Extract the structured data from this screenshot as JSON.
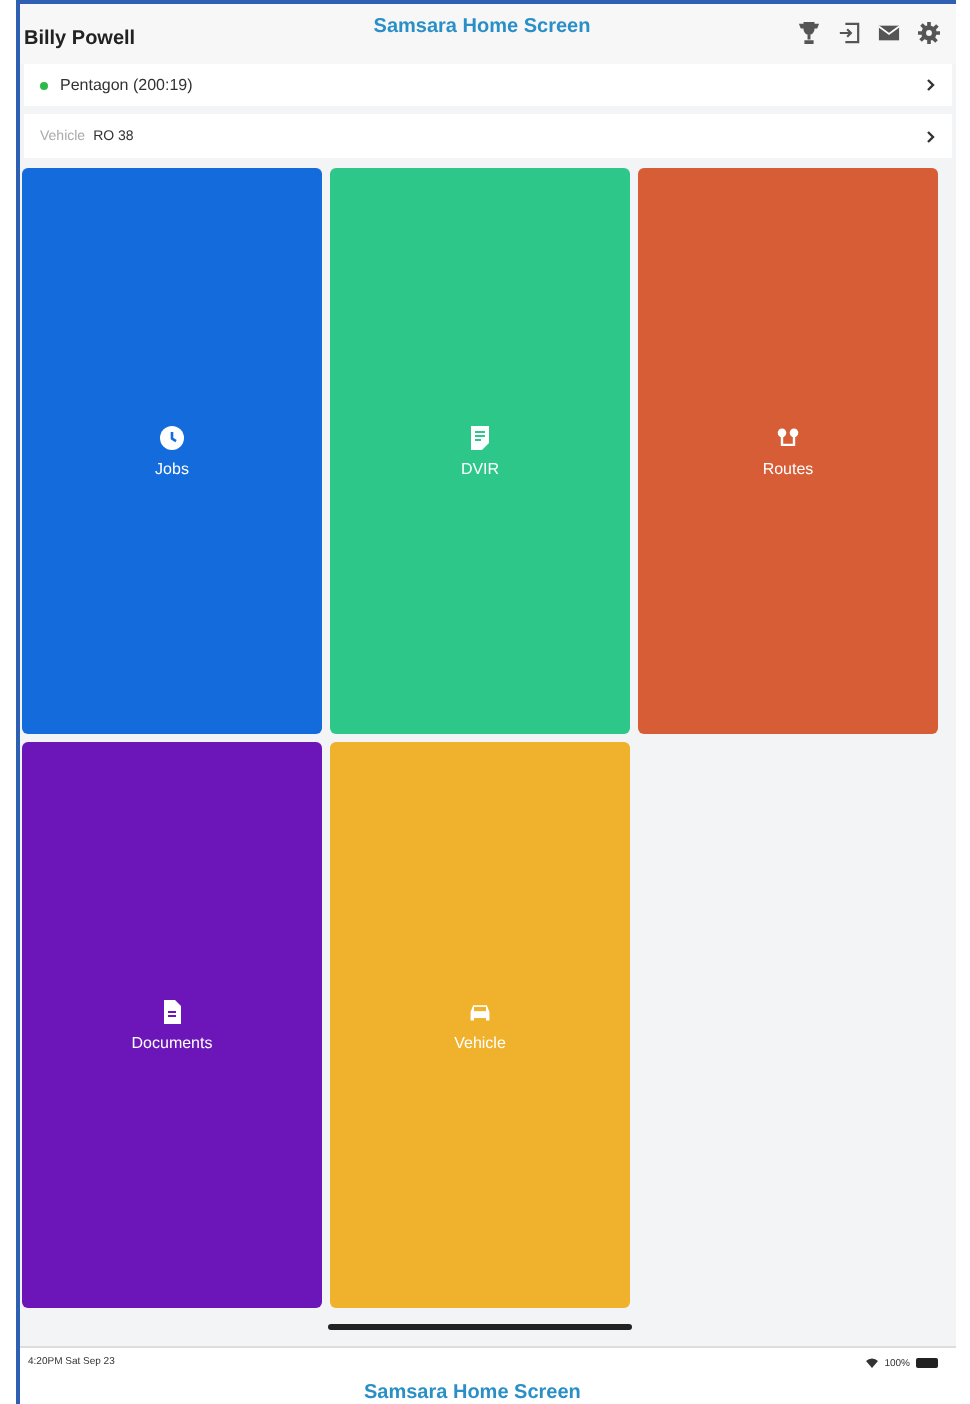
{
  "header": {
    "user": "Billy Powell",
    "title": "Samsara Home Screen"
  },
  "rows": [
    {
      "kind": "status",
      "label": "Pentagon (200:19)",
      "color": "#2fb84a"
    },
    {
      "kind": "field",
      "label": "Vehicle",
      "value": "RO 38"
    }
  ],
  "tiles": [
    {
      "label": "Jobs",
      "kind": "clock",
      "color": "#136bdc"
    },
    {
      "label": "DVIR",
      "kind": "report",
      "color": "#2dc78a"
    },
    {
      "label": "Routes",
      "kind": "routes",
      "color": "#d65d36"
    },
    {
      "label": "Documents",
      "kind": "document",
      "color": "#6c15b9"
    },
    {
      "label": "Vehicle",
      "kind": "car",
      "color": "#f0b22c"
    }
  ],
  "status_bar": {
    "time": "4:20PM  Sat Sep 23",
    "battery": "100%"
  },
  "next_title": "Samsara Home Screen"
}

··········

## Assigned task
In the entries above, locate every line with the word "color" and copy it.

## Answer for this exercise
      "color": "#2fb84a"
      "color": "#136bdc"
      "color": "#2dc78a"
      "color": "#d65d36"
      "color": "#6c15b9"
      "color": "#f0b22c"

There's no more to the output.